Story Source:

The above story is based on materials provided by ECCO-the European CanCer Organisation. Note: Materials may be edited for content and length.


Cite This Page:

ECCO-the European CanCer Organisation. "New way discovered to predict which breast cancer patients should be treated with anthracyclines." ScienceDaily. ScienceDaily, 25 March 2010. <www.sciencedaily.com/releases/2010/03/100325091434.htm>.
ECCO-the European CanCer Organisation. (2010, March 25). New way discovered to predict which breast cancer patients should be treated with anthracyclines. ScienceDaily. Retrieved July 31, 2014 from www.sciencedaily.com/releases/2010/03/100325091434.htm
ECCO-the European CanCer Organisation. "New way discovered to predict which breast cancer patients should be treated with anthracyclines." ScienceDaily. www.sciencedaily.com/releases/2010/03/100325091434.htm (accessed July 31, 2014).

Share This




More Health & Medicine News

Thursday, July 31, 2014

Featured Research

from universities, journals, and other organizations


Featured Videos

from AP, Reuters, AFP, and other news services

Health Insurers' Profits Slide

Health Insurers' Profits Slide

Reuters - Business Video Online (July 30, 2014) Obamacare-related costs were said to be behind the profit plunge at Wellpoint and Humana, but Wellpoint sees the new exchanges boosting its earnings for the full year. Fred Katayama reports. Video provided by Reuters
Powered by NewsLook.com
Peace Corps Pulls Workers From W. Africa Over Ebola Fears

Peace Corps Pulls Workers From W. Africa Over Ebola Fears

Newsy (July 30, 2014) The Peace Corps is one of several U.S.-based organizations to pull workers out of West Africa because of the Ebola outbreak. Video provided by Newsy
Powered by NewsLook.com
Weather Kills 2K A Year, But Storms Aren't The Main Offender

Weather Kills 2K A Year, But Storms Aren't The Main Offender

Newsy (July 30, 2014) Health officials say 2,000 deaths occur each year in the U.S. due to weather, but it's excessive heat and cold that claim the most lives. Video provided by Newsy
Powered by NewsLook.com
Concern Grows Over Worsening Ebola Crisis

Concern Grows Over Worsening Ebola Crisis

AFP (July 30, 2014) Pan-African airline ASKY has suspended all flights to and from the capitals of Liberia and Sierra Leone amid the worsening Ebola health crisis, which has so far caused 672 deaths in Guinea, Liberia and Sierra Leone. Duration: 00:43 Video provided by AFP
Powered by NewsLook.com

Search ScienceDaily

Number of stories in archives: 140,361

Find with keyword(s):
Enter a keyword or phrase to search ScienceDaily for related topics and research stories.

Save/Print:
Share:

Breaking News:
from the past week

In Other News

... from NewsDaily.com

Science News

Health News

    Environment News

    Technology News



    Save/Print:
    Share:

    Free Subscriptions


    Get the latest science news with ScienceDaily's free email newsletters, updated daily and weekly.
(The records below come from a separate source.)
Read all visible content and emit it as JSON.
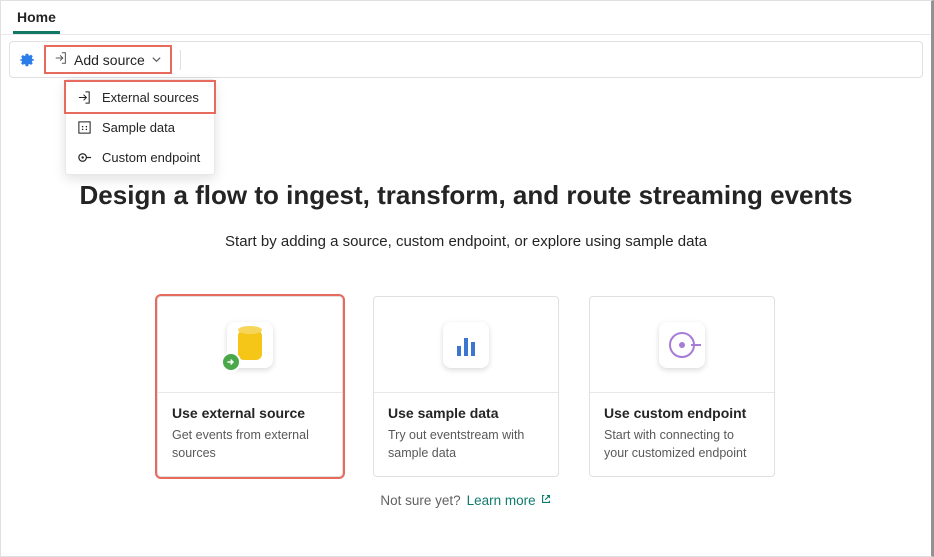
{
  "tabs": {
    "home": "Home"
  },
  "toolbar": {
    "add_source": "Add source"
  },
  "dropdown": {
    "external": "External sources",
    "sample": "Sample data",
    "custom": "Custom endpoint"
  },
  "hero": {
    "title": "Design a flow to ingest, transform, and route streaming events",
    "subtitle": "Start by adding a source, custom endpoint, or explore using sample data"
  },
  "cards": {
    "external": {
      "title": "Use external source",
      "desc": "Get events from external sources"
    },
    "sample": {
      "title": "Use sample data",
      "desc": "Try out eventstream with sample data"
    },
    "custom": {
      "title": "Use custom endpoint",
      "desc": "Start with connecting to your customized endpoint"
    }
  },
  "footer": {
    "not_sure": "Not sure yet?",
    "learn_more": "Learn more"
  },
  "highlights": {
    "add_source_button": true,
    "dropdown_external": true,
    "card_external": true
  }
}
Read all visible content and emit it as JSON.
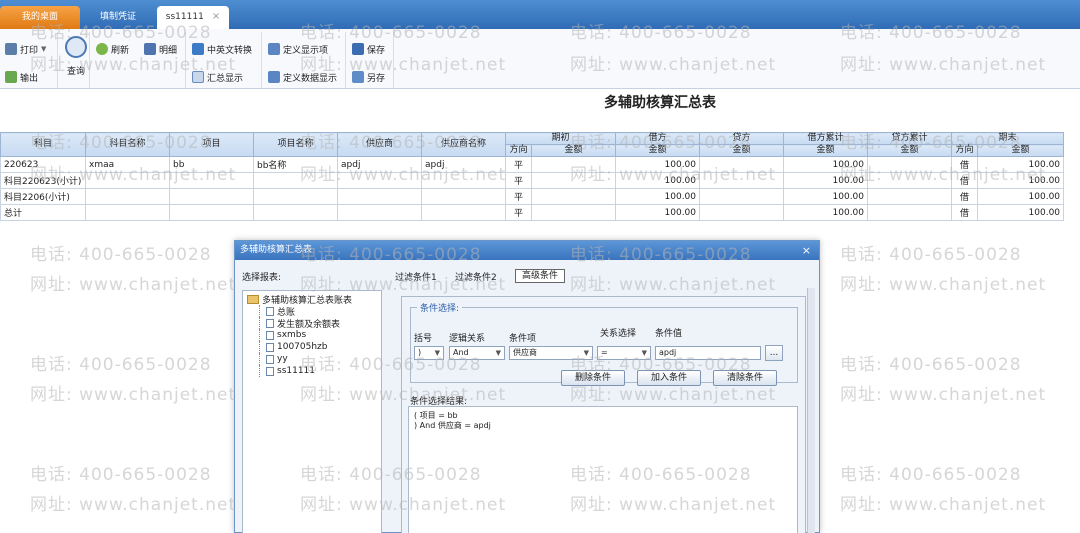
{
  "tabs": [
    {
      "label": "我的桌面"
    },
    {
      "label": "填制凭证"
    },
    {
      "label": "ss11111",
      "close": "×"
    }
  ],
  "toolbar": {
    "print": "打印",
    "export": "输出",
    "query": "查询",
    "refresh": "刷新",
    "detail": "明细",
    "lang_switch": "中英文转换",
    "summary_display": "汇总显示",
    "define_display_items": "定义显示项",
    "define_data_display": "定义数据显示",
    "save": "保存",
    "save_as": "另存"
  },
  "report": {
    "title": "多辅助核算汇总表"
  },
  "table": {
    "headers": {
      "subject": "科目",
      "subject_name": "科目名称",
      "project": "项目",
      "project_name": "项目名称",
      "supplier": "供应商",
      "supplier_name": "供应商名称",
      "opening": "期初",
      "debit": "借方",
      "credit": "贷方",
      "debit_cum": "借方累计",
      "credit_cum": "贷方累计",
      "closing": "期末",
      "direction": "方向",
      "amount": "金额"
    },
    "rows": [
      {
        "subject": "220623",
        "subject_name": "xmaa",
        "project": "bb",
        "project_name": "bb名称",
        "supplier": "apdj",
        "supplier_name": "apdj",
        "open_dir": "平",
        "open_amt": "",
        "debit": "100.00",
        "credit": "",
        "debit_cum": "100.00",
        "credit_cum": "",
        "close_dir": "借",
        "close_amt": "100.00"
      },
      {
        "subject": "科目220623(小计)",
        "subject_name": "",
        "project": "",
        "project_name": "",
        "supplier": "",
        "supplier_name": "",
        "open_dir": "平",
        "open_amt": "",
        "debit": "100.00",
        "credit": "",
        "debit_cum": "100.00",
        "credit_cum": "",
        "close_dir": "借",
        "close_amt": "100.00"
      },
      {
        "subject": "科目2206(小计)",
        "subject_name": "",
        "project": "",
        "project_name": "",
        "supplier": "",
        "supplier_name": "",
        "open_dir": "平",
        "open_amt": "",
        "debit": "100.00",
        "credit": "",
        "debit_cum": "100.00",
        "credit_cum": "",
        "close_dir": "借",
        "close_amt": "100.00"
      },
      {
        "subject": "总计",
        "subject_name": "",
        "project": "",
        "project_name": "",
        "supplier": "",
        "supplier_name": "",
        "open_dir": "平",
        "open_amt": "",
        "debit": "100.00",
        "credit": "",
        "debit_cum": "100.00",
        "credit_cum": "",
        "close_dir": "借",
        "close_amt": "100.00"
      }
    ]
  },
  "dialog": {
    "title": "多辅助核算汇总表",
    "close": "×",
    "select_report_label": "选择报表:",
    "tree_root": "多辅助核算汇总表账表",
    "tree_items": [
      "总账",
      "发生额及余额表",
      "sxmbs",
      "100705hzb",
      "yy",
      "ss11111"
    ],
    "subtabs": [
      "过滤条件1",
      "过滤条件2",
      "高级条件"
    ],
    "condition_legend": "条件选择:",
    "col_labels": {
      "bracket": "括号",
      "logic": "逻辑关系",
      "item": "条件项",
      "relation": "关系选择",
      "value": "条件值"
    },
    "values": {
      "bracket": ")",
      "logic": "And",
      "item": "供应商",
      "relation": "=",
      "value": "apdj"
    },
    "ellipsis": "...",
    "buttons": {
      "delete": "删除条件",
      "add": "加入条件",
      "clear": "清除条件"
    },
    "result_label": "条件选择结果:",
    "result_lines": [
      "(    项目 = bb",
      ") And 供应商 = apdj"
    ]
  },
  "watermark": {
    "phone": "电话: 400-665-0028",
    "site": "网址: www.chanjet.net"
  }
}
Or view hourly updated newsfeeds in your RSS reader:

    Get Social & Mobile


    Keep up to date with the latest news from ScienceDaily via social networks and mobile apps:

    Have Feedback?


    Tell us what you think of ScienceDaily -- we welcome both positive and negative comments. Have any problems using the site? Questions?
    Mobile: iPhone Android Web
    Follow: Facebook Twitter Google+
    Subscribe: RSS Feeds Email Newsletters
    Latest Headlines Health & Medicine Mind & Brain Space & Time Matter & Energy Computers & Math Plants & Animals Earth & Climate Fossils & Ruins